Abstract 3479: Serum Arylesterase Activity Predicts Major Adverse Cardiac Events Independent of B-type Natriuretic Peptide in Patients With Systolic Heart Failure
Background: Paraoxonase, an HDL associated protein thought to mediate some of the atheroprotective functions of HDL, catalyzes endogenous serum arylesterase activity. Diminished serum arylesterase activity is associated with heightened systemic oxidative stress and atherosclerosis risk, but their role in systolic heart failure remains unclear.
Methods: We measured serum arylesterase activity in 760 subjects with stable systolic heart failure (LVEF<50%), and prospectively followed major adverse cardiac events (MACE, including death, non-fatal MI, and stroke) for 3 years.

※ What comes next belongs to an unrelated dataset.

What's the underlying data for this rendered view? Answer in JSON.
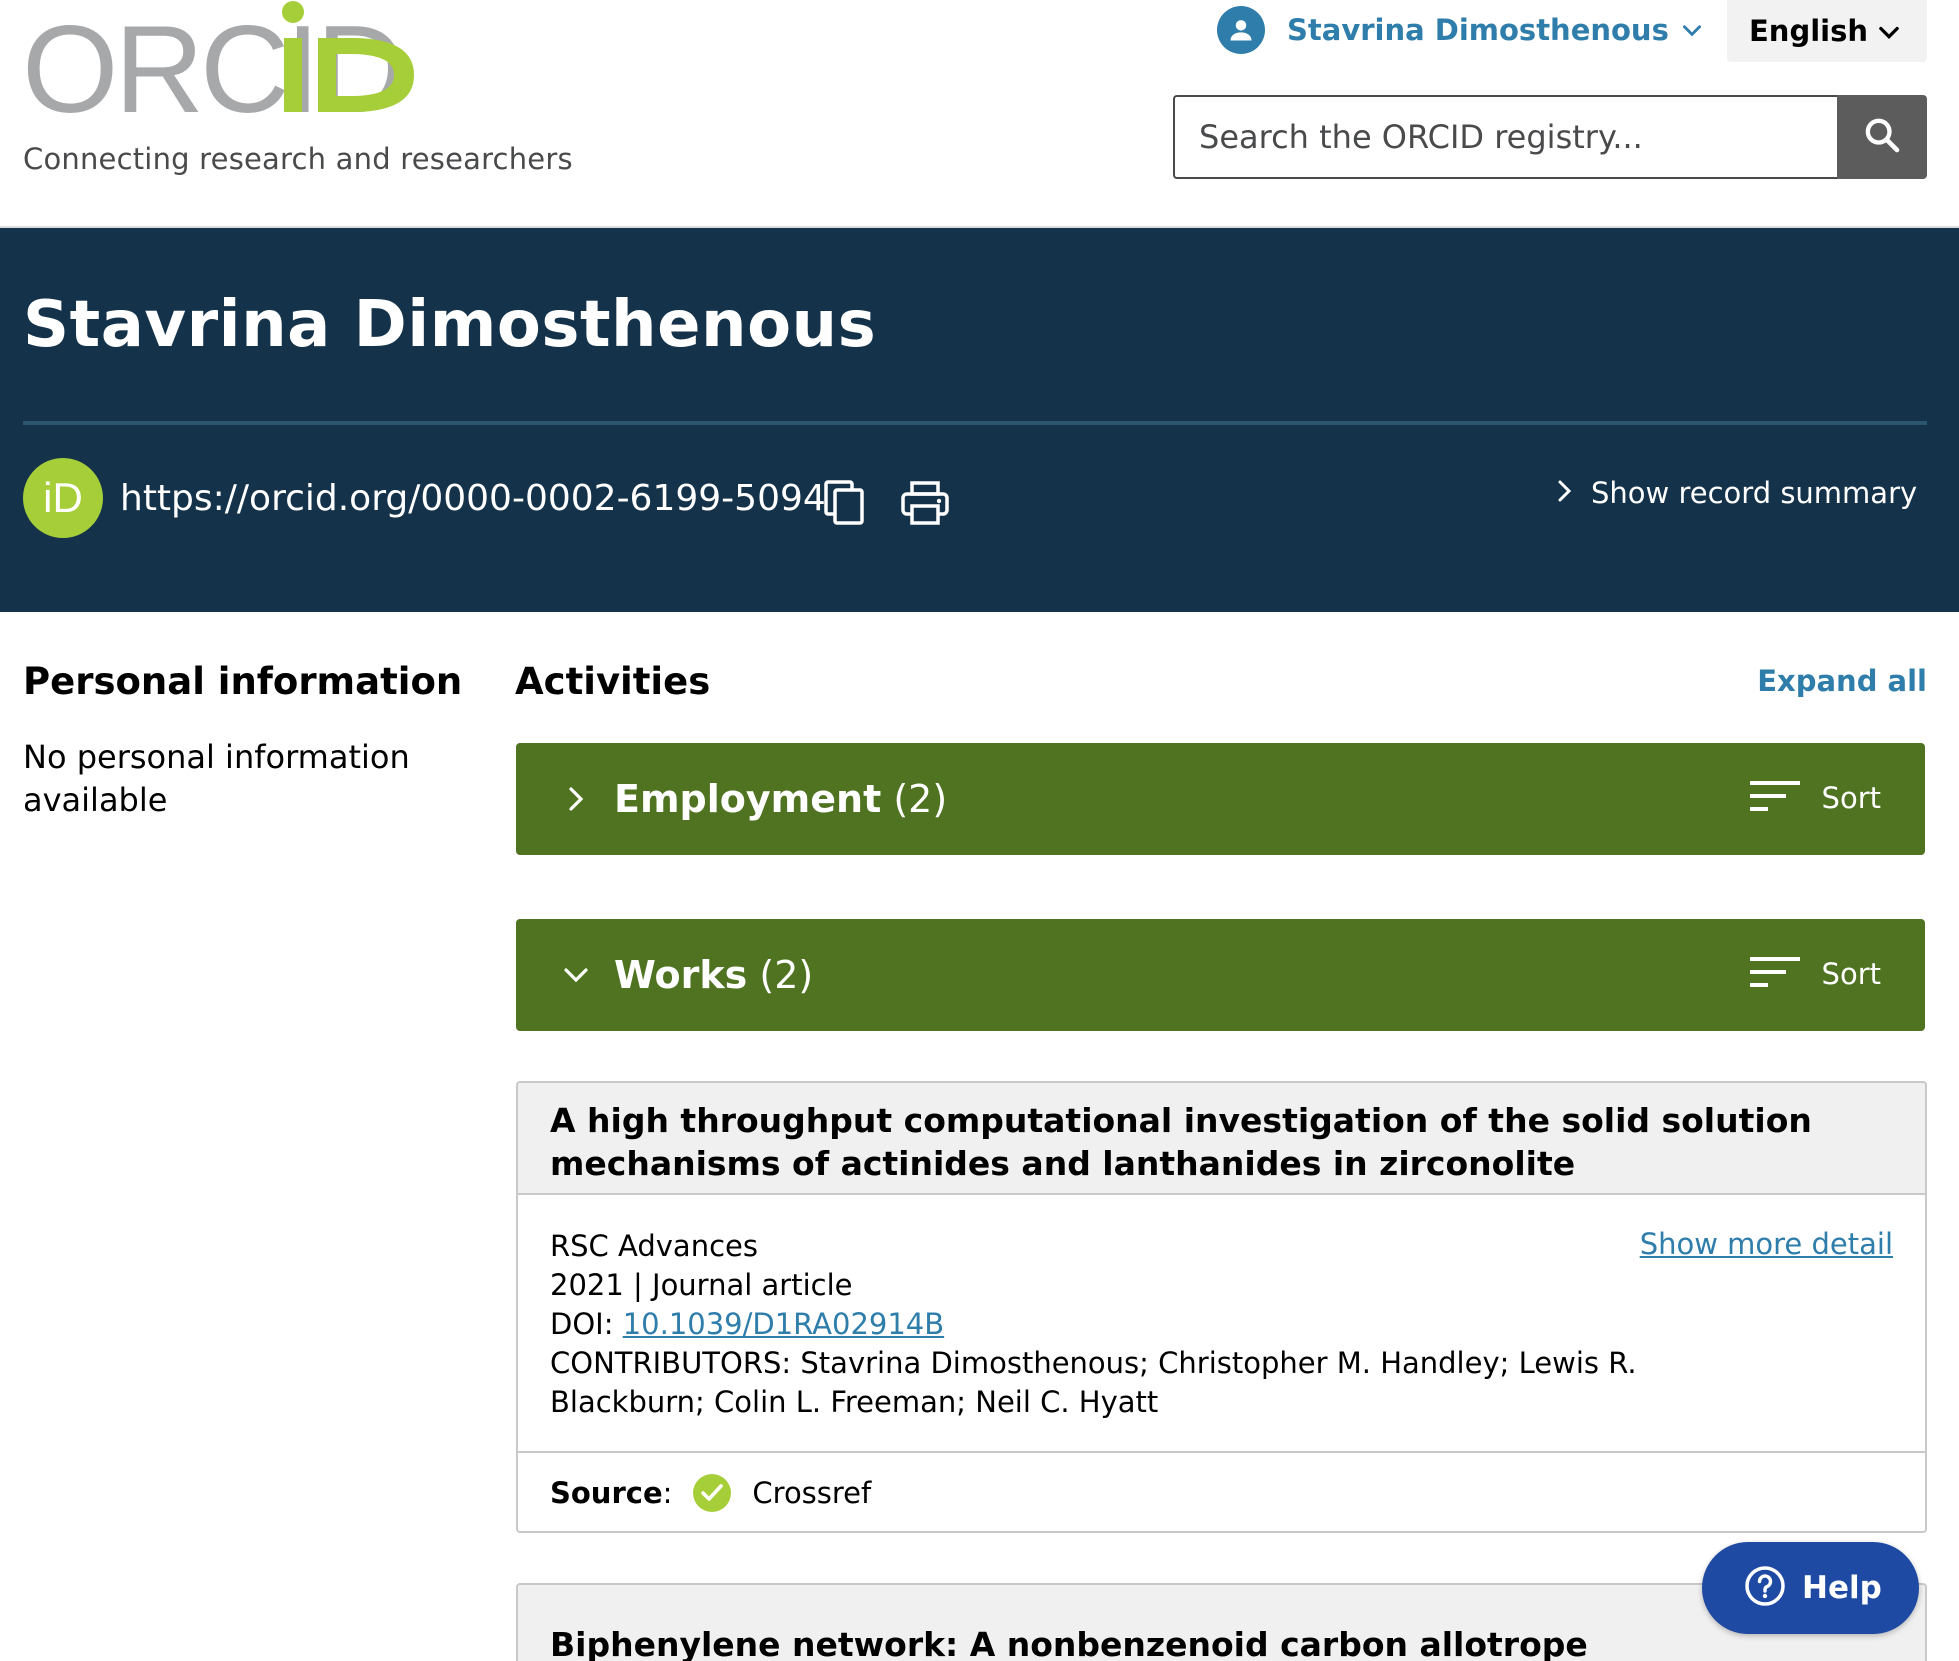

B-type natriuretic peptide (BNP) and high-sensitivity C-reactive protein (hsCRP) were measured in Abbott Architect platform (Abbott Laboratories, Abbott Park IL).
Results: In our study cohort (mean age 64±11 years, 74% male, median LVEF 35%, median creatinine clearance [CrCl] 87 mg/dL), there was modest inverse correlation between arylesterase and BNP (r=−0.23, p<0.01), but weak correlations with LVEF (r=0.12, p<0.01) and hsCRP (r=−0.13, p<0.01). Lower serum arylesterase activity was associated with poorer outcomes (Quartile 4 versus Quartile 1, Hazard ratio 3.27, 95% confidence intervals 1.66 – 6.44, p<0.001). After adjusting for log(BNP), log(hsCRP), Framingham risk factors, and CrCl, the lowest quartile of arylesterase still maintains a 2.3-fold increased risk in MACE at 3 years (p=0.017). This is most apparent in all lower 3 quartiles (see Figure⇓).
Conclusion: In patients with chronic systolic heart failure, diminished serum arylesterase levels predicts higher long-term adverse cardiac event rates independent of established clinical and biochemical risk factors.